For a good 30 minutes, you’ll wonder why you’re bothering to watch Moon. It’s disorienting. The knackered sets appear not only low-budget, but dated, dredged up from a ’70s sci-fi production and forced back into duty against their will. Kevin Spacey voices an artificially intelligent computer that displays emotion through a yellow smiley face on its monitor, Sam Rockwell cuts a pathetic figure as the sole caretaker of a space station, and you wonder just how long you can watch him go about his everyday, dull activities. When was this made? Surely before they got famous? Nope, it’s from 2009.
However, the minute Moon starts slowly to reveal its hand, it’s a different film entirely. Even the sets suddenly make sense, their dilapidated, claustrophobic presence matching the situation that Sam Bell (Rockwell) begins to realise he’s in. We don’t want to reveal too much, but take it from us: Moon turns out to be a moving and impressively humane meditation on the advancements of science and the cruelty it may encourage. Central to this success is Rockwell’s turn as the film’s sole character (unless you count Spacey as the machine). He is completely convincing, holding the whole thing together through sheer force of performance.
If we have one quibble, it’s Spacey’s AI computer GERTY, a part that seems unnecessary aside from a final plot point. Surely the scriptwriters could have found another way out that excluded this faintly daft addition to the proceedings?

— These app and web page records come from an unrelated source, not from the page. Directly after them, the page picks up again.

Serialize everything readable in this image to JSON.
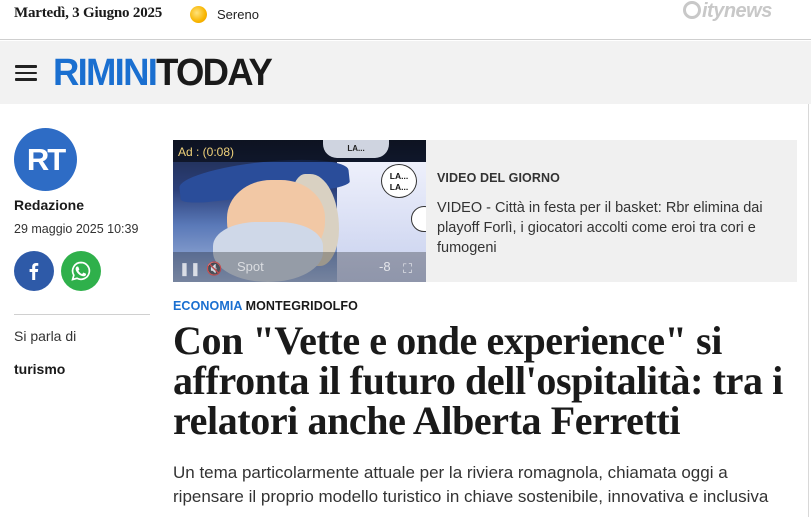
{
  "topbar": {
    "date": "Martedì, 3 Giugno 2025",
    "weather_icon": "sun-icon",
    "weather_label": "Sereno",
    "network_brand": "citynews"
  },
  "header": {
    "menu_icon": "hamburger-menu-icon",
    "logo_part1": "RIMINI",
    "logo_part2": "TODAY",
    "logo_color_primary": "#1a6fd0"
  },
  "author": {
    "avatar_initials": "RT",
    "name": "Redazione",
    "published": "29 maggio 2025 10:39"
  },
  "share": {
    "facebook_icon": "facebook-icon",
    "whatsapp_icon": "whatsapp-icon"
  },
  "topics": {
    "label": "Si parla di",
    "items": [
      "turismo"
    ]
  },
  "video": {
    "ad_label": "Ad : (0:08)",
    "bubble_top": "LA...",
    "bubble_side": "LA... LA...",
    "spot_label": "Spot",
    "counter": "-8",
    "section_label": "VIDEO DEL GIORNO",
    "title": "VIDEO - Città in festa per il basket: Rbr elimina dai playoff Forlì, i giocatori accolti come eroi tra cori e fumogeni"
  },
  "article": {
    "category": "ECONOMIA",
    "location": "MONTEGRIDOLFO",
    "headline": "Con \"Vette e onde experience\" si affronta il futuro dell'ospitalità: tra i relatori anche Alberta Ferretti",
    "subheadline": "Un tema particolarmente attuale per la riviera romagnola, chiamata oggi a ripensare il proprio modello turistico in chiave sostenibile, innovativa e inclusiva"
  }
}
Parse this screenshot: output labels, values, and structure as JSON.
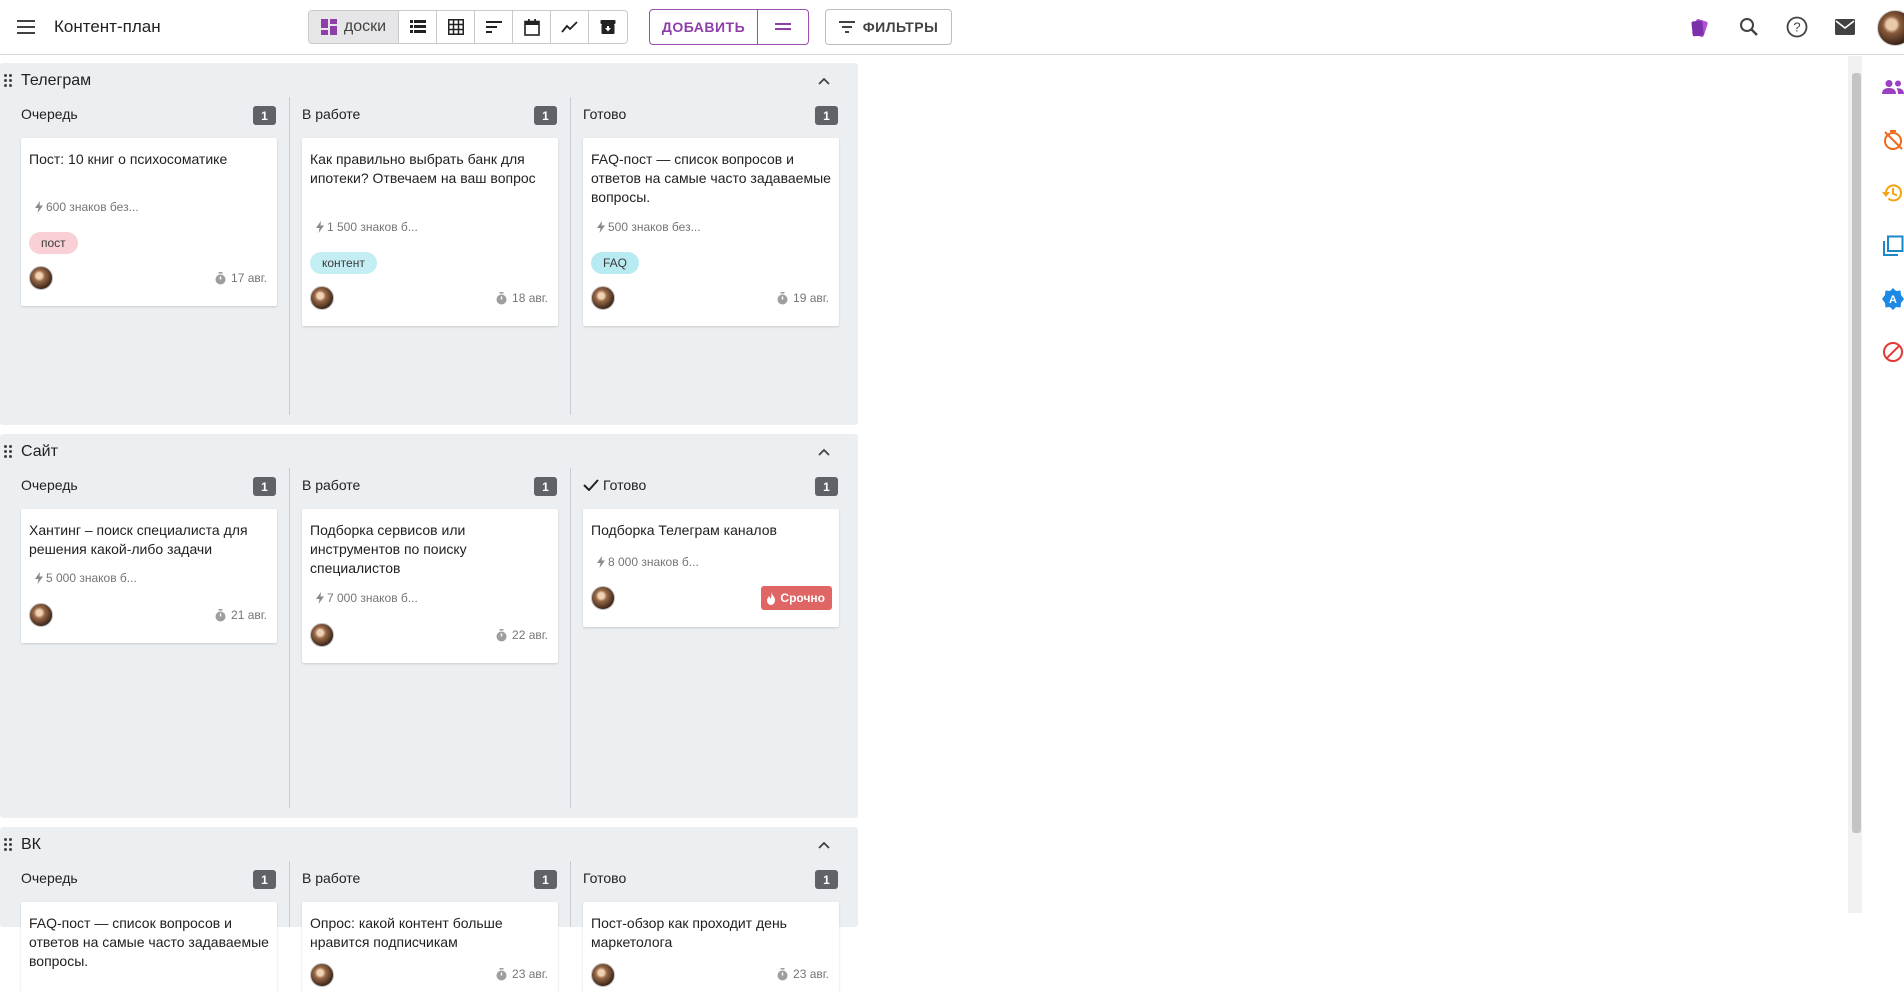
{
  "app": {
    "title": "Контент-план"
  },
  "toolbar": {
    "view_active_label": "доски",
    "add_label": "ДОБАВИТЬ",
    "filters_label": "ФИЛЬТРЫ"
  },
  "colors": {
    "accent": "#8e3ea8",
    "board_bg": "#eceff1",
    "count_badge": "#5f6368",
    "tag_post": "#f8d0d5",
    "tag_content": "#c5eef4",
    "tag_faq": "#b8eaf2",
    "urgent": "#e06666"
  },
  "boards": [
    {
      "title": "Телеграм",
      "columns": [
        {
          "title": "Очередь",
          "count": "1",
          "cards": [
            {
              "title": "Пост: 10 книг о психосоматике",
              "meta": "600 знаков без...",
              "tag": "пост",
              "date": "17 авг."
            }
          ]
        },
        {
          "title": "В работе",
          "count": "1",
          "cards": [
            {
              "title": "Как правильно выбрать банк для ипотеки? Отвечаем на ваш вопрос",
              "meta": "1 500 знаков б...",
              "tag": "контент",
              "date": "18 авг."
            }
          ]
        },
        {
          "title": "Готово",
          "count": "1",
          "cards": [
            {
              "title": "FAQ-пост — список вопросов и ответов на самые часто задаваемые вопросы.",
              "meta": "500 знаков без...",
              "tag": "FAQ",
              "date": "19 авг."
            }
          ]
        }
      ]
    },
    {
      "title": "Сайт",
      "columns": [
        {
          "title": "Очередь",
          "count": "1",
          "cards": [
            {
              "title": "Хантинг – поиск специалиста для решения какой-либо задачи",
              "meta": "5 000 знаков б...",
              "date": "21 авг."
            }
          ]
        },
        {
          "title": "В работе",
          "count": "1",
          "cards": [
            {
              "title": "Подборка сервисов или инструментов по поиску специалистов",
              "meta": "7 000 знаков б...",
              "date": "22 авг."
            }
          ]
        },
        {
          "title": "Готово",
          "count": "1",
          "cards": [
            {
              "title": "Подборка Телеграм каналов",
              "meta": "8 000 знаков б...",
              "urgent": "Срочно"
            }
          ]
        }
      ]
    },
    {
      "title": "ВК",
      "columns": [
        {
          "title": "Очередь",
          "count": "1",
          "cards": [
            {
              "title": "FAQ-пост — список вопросов и ответов на самые часто задаваемые вопросы."
            }
          ]
        },
        {
          "title": "В работе",
          "count": "1",
          "cards": [
            {
              "title": "Опрос: какой контент больше нравится подписчикам",
              "date": "23 авг."
            }
          ]
        },
        {
          "title": "Готово",
          "count": "1",
          "cards": [
            {
              "title": "Пост-обзор как проходит день маркетолога",
              "date": "23 авг."
            }
          ]
        }
      ]
    }
  ]
}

Fortunately, it’s not enough to tarnish Moon, which we thoroughly recommend you see and seriously ponder.